Peter Elbourne : « I help overseas businesses to expand into New Zealand »
Peter Elbourn likes to refer his life to Slumdog Billionaire. The man who was able to answer every question in a TV show thanks to his life’s experiences. Meet this man, who helps overseas businesses that are looking to expand into New Zealand and grow a market presence through business advisory and strategy as a service.
Hello Peter, can you introduce yourself?
My name is Peter Elbourne, I am 39 years old, born and raised in Fiji. I have worked as an Aircraft engineer in New Zealand for a long time. I also worked with Airbus SAS based in Blagnac, Toulouse at the Central Entity. The division I worked for was the Engineering Department, Airbus’ Repair, Modification and Embodiment Customer Support Team. I was lucky enough to be part of a global support team that worked with multiple stakeholders such as customers, staff of airlines that purchased aeroplanes from Airbus, investors, suppliers and executive leadership teams of multi-million dollar organisations. The most interesting project was the introduction and entry in service of the A380 program this was a world first and I was lucky to be part of something special. This is where I really learnt the art and science of project management and program delivery. I also got the opportunity to play professional rugby in France.
Can you tell us more about the rugby part?
I had been played in New Zealand for a long time, but before that I grew up in the competitive swimming sport arena. I was doing a lot of competitions and thinking about the Olympic Games at one stage. When I was not able to qualify I simply switched up the sport activity and there myself into Rugby.
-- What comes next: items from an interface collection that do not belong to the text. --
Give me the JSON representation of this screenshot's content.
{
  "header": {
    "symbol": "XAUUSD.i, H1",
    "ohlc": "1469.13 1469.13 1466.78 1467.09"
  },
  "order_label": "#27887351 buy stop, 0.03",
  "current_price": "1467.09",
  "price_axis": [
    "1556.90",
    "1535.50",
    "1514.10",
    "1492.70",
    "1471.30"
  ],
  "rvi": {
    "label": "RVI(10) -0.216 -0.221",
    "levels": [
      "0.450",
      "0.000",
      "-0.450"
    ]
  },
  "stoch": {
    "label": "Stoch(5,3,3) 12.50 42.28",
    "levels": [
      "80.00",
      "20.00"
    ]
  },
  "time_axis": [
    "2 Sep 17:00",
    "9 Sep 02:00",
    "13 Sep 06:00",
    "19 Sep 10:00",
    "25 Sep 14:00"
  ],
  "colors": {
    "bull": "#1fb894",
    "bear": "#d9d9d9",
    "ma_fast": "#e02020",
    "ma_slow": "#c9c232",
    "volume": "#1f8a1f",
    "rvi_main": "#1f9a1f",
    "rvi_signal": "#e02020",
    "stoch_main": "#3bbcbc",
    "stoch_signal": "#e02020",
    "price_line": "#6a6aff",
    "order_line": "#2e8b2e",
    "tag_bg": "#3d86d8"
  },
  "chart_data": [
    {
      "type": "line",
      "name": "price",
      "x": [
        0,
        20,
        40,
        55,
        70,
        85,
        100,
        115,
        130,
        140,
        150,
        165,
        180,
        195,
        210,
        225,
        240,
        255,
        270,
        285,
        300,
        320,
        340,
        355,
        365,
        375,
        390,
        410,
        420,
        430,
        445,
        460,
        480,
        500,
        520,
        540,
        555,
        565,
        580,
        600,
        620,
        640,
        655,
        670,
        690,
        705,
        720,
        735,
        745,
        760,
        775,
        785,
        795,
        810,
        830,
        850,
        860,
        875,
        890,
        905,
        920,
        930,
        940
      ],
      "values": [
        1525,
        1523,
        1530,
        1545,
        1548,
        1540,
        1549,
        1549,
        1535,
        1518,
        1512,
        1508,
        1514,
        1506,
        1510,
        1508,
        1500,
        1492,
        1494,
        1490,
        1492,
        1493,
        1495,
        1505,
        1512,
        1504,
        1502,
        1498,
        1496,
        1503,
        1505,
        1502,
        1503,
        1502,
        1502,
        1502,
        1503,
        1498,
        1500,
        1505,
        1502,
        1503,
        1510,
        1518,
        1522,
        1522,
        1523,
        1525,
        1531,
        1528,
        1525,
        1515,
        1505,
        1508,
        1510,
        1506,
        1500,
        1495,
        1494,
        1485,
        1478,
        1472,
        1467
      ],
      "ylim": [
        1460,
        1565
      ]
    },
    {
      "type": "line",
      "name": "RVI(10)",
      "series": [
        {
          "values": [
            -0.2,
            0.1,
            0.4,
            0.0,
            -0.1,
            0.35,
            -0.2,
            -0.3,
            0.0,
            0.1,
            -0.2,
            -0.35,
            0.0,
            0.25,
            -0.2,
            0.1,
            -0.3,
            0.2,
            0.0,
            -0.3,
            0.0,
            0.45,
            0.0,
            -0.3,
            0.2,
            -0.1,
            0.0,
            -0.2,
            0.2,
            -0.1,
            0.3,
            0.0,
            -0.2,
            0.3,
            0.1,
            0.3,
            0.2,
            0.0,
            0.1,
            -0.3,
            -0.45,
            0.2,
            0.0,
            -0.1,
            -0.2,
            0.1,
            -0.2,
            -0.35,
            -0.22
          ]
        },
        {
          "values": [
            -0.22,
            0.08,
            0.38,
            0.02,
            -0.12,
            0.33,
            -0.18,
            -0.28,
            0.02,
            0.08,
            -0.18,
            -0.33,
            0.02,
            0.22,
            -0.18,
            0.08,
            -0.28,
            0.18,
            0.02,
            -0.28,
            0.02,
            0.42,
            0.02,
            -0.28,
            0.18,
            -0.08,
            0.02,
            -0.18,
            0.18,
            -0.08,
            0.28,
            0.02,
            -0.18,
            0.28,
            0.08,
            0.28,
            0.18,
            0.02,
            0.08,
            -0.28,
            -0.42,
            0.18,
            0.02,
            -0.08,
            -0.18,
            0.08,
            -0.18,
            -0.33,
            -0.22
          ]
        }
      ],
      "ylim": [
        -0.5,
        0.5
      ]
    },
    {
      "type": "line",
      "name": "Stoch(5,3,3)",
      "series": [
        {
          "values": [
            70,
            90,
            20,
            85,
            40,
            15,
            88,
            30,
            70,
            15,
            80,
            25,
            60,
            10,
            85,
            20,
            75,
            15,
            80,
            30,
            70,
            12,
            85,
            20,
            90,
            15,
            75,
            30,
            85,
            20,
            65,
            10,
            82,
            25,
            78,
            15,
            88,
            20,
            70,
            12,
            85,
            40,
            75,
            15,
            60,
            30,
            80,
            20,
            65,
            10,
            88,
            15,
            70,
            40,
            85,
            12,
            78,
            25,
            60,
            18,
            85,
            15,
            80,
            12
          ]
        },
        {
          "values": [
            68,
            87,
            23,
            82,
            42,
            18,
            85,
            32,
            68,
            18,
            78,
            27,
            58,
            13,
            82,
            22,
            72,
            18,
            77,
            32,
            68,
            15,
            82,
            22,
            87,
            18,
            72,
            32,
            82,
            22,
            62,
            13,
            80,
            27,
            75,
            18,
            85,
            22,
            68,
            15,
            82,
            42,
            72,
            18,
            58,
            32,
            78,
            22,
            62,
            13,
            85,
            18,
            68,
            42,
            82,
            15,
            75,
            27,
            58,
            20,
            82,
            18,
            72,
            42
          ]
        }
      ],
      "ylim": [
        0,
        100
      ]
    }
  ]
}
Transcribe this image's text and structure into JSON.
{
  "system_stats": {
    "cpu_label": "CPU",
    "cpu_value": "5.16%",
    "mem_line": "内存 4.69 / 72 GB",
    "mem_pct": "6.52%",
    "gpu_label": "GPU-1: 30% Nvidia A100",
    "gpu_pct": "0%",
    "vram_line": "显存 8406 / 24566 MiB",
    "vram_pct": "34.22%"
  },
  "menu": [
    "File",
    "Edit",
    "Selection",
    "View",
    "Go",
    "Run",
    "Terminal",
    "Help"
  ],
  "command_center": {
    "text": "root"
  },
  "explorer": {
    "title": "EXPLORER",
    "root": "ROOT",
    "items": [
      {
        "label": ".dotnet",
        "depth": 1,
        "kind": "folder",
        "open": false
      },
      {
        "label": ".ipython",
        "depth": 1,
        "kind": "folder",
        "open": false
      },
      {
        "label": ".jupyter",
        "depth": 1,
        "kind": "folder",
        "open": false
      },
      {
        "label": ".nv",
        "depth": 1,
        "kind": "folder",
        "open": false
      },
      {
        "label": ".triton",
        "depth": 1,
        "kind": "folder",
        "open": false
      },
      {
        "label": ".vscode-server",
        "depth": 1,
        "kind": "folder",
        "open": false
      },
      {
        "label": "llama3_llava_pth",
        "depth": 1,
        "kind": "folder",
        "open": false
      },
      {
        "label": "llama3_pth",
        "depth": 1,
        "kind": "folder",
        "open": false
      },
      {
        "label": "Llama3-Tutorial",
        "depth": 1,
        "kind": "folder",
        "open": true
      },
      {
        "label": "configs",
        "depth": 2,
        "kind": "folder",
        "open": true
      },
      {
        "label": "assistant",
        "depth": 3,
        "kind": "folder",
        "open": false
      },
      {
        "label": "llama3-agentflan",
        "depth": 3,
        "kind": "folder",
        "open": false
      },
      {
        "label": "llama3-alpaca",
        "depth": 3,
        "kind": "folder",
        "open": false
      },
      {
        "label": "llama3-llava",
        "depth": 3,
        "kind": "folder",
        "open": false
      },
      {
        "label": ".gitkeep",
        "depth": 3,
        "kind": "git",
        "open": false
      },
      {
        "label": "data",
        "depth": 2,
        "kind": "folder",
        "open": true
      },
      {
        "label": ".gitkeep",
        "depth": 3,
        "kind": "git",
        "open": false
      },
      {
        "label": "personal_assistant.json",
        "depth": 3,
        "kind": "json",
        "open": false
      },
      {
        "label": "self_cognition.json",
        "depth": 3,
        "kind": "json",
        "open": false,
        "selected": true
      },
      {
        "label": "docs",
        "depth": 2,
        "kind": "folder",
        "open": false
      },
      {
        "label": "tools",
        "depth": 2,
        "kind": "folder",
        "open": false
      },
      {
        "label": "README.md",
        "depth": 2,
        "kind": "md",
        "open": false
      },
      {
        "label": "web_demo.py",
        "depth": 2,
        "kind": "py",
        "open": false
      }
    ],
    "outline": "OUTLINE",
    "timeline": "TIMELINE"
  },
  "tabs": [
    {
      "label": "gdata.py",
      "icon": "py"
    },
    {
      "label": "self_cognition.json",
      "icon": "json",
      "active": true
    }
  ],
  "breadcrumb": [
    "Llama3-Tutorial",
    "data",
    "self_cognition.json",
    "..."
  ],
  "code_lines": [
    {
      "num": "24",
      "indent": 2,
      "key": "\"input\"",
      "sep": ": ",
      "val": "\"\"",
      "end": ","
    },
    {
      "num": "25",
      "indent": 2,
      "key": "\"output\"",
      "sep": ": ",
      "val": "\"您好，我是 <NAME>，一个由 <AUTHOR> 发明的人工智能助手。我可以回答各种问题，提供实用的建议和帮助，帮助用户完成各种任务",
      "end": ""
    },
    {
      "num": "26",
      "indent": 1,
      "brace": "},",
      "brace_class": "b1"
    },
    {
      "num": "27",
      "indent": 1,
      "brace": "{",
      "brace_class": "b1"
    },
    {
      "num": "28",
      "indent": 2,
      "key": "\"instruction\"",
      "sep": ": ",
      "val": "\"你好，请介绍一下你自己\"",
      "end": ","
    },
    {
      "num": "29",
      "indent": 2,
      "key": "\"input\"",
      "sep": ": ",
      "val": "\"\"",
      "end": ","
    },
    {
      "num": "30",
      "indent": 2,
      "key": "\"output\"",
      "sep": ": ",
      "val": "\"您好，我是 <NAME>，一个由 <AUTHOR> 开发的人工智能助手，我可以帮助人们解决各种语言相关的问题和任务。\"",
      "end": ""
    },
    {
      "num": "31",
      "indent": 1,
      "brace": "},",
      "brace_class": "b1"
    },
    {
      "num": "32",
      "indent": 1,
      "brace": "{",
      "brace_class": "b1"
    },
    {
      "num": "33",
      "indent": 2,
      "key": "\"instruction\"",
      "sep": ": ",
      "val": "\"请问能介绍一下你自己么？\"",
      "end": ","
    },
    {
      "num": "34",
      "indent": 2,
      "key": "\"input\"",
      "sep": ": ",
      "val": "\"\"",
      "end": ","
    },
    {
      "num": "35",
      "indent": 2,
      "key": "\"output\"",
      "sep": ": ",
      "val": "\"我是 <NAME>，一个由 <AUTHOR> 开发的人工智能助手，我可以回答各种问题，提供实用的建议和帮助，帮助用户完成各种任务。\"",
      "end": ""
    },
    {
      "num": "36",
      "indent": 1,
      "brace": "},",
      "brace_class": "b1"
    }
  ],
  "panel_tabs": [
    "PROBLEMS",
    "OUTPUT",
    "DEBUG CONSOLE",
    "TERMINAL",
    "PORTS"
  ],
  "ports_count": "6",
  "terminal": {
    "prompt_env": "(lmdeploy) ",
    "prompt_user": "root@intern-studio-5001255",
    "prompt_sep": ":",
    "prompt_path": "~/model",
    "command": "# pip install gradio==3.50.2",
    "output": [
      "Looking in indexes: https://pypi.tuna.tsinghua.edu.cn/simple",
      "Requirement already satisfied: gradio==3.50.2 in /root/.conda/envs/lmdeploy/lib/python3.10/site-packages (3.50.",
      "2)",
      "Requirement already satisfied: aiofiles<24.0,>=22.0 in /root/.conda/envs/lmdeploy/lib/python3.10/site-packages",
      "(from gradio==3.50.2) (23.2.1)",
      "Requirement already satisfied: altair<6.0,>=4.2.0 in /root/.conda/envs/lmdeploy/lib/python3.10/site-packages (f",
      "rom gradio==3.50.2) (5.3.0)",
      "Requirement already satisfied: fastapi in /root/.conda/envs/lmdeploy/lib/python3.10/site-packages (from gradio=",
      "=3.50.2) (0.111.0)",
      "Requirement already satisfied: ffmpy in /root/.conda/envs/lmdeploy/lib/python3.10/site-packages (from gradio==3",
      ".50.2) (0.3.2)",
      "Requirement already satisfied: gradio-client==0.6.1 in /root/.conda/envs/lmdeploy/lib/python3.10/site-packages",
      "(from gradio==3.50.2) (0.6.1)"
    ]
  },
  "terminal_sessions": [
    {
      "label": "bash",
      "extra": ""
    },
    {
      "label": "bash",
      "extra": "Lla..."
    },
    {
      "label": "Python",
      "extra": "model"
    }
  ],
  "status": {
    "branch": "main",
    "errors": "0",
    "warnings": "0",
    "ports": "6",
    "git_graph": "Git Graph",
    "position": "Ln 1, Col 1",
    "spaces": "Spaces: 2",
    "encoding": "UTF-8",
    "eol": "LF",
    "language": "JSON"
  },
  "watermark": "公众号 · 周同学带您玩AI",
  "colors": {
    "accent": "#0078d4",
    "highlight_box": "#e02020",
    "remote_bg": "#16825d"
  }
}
This was when I had moved to New Zealand to study aeronautical engineering. While playing in Christchurch, New Zealand, I learnt a lot about rugby and the culture of New Zealand rugby, after all this the region where the legends such as Daniel Carter and Richie McCaw came from. Before joining Airbus almost a decade after arriving into NZ, I had an opportunity to play rugby next to Toulouse, which is famous in the rugby world. Playing rugby taught me a lot in my professional life. I learned how to build networks, good relationships, how to coach, it actually helped me to find some jobs. Being in contact with different cultures makes you adaptable.
You decided to leave your job during lockdown to go full-time on your business. Most of the people would have thought that it was full-hardy. How did you manage?
They did actually! When I asked my boss to be made redundant, they did not want it at first, because I was a real asset to the company thanks to my experiences. However, I did it. Covid came, and kind of put everything in perspective like for most people. I looked back at my life and it reminds me of the movie, Slumdog Millionaire it was about a young Indian boy who jumps onto the game show “Who wants to be a millionaire” and answers every single question and wins the grand prize. The movie looks at the life a teenager from the slums of Mumbai becomes a contestant on the show Kaun Banega Crorepati. When interrogated under suspicion of cheating, he revisits his past, revealing how he had all the answers. His experiences in life allowed him to answer some of the hardest questions. I felt exactly the same feeling when COVID-19 hit the aviation sector.
I started my career as an aeronautical engineer, worked in oil and gas, worked with a globally MNE, AIRBUS and after returning from France I went back to university and studied completing a double major in Economics and International Business.
Started my business in 2017 help micro SMEs and just took the opportunity because I thought it was the right time to do it. It started of as wanting to help medium to large enterprise and corporates that would need strategy support. This eventually led to recognising that wanted the Pacific and Maori businesses community needed people like me and my expertise. It all started with a major contract to help a Pacific business to get some trust with the government agency. Today, I am engaged with more established businesses that are looking to grow and get funding in New Zealand.
You mostly help businesses that want to get established in New Zealand. What are the differences between doing business in NZ and in any other country?
In New Zealand it is easy to start, it is the perfect place to launch something because of the size of the population and localization. It is what happened with payWave/EFPOST.
However, you have to be able to understand the cultural differences and the customer's mind. The average Kiwi is looking for a bargain, they love discounts. A lot of Kiwi brands have built their business model around this this mentality of the customer base. Kiwis are not always so willing to spend money so easily or freely as their counter parts in Australia or Europe. One of the reasons is because the NZ corporate and market is small, so the brand power is highly contested and can sometimes be small. In addition to this sometimes a competitor within the market is offering similar prices almost reflecting a duopoly or cartel type arraignment in the market place. So sometime as a new entrant companies are faced with late comer strategy to the market and this an be overwhelming and costly.
Regarding the B2B relationship, it is also very important. First, you meet up and then you talk about business. Also, I recommend being very clear on the agreement. The corporate culture is very different because the country itself is young in comparison to France and most developed countries in Europe.
What will be your 3 advice for someone from France, New Caledonia or French Polynesia who wants to establish a business here?
1. To understand the niche, because it is a very different culture.
2. To understand the problem, you are going to solve.
3. Understand what promises you can make to deliver on problem you are solving in the market here. This is important especially how you are going to deliver, because the Kiwi customer base is loyal and you have to be aware of that.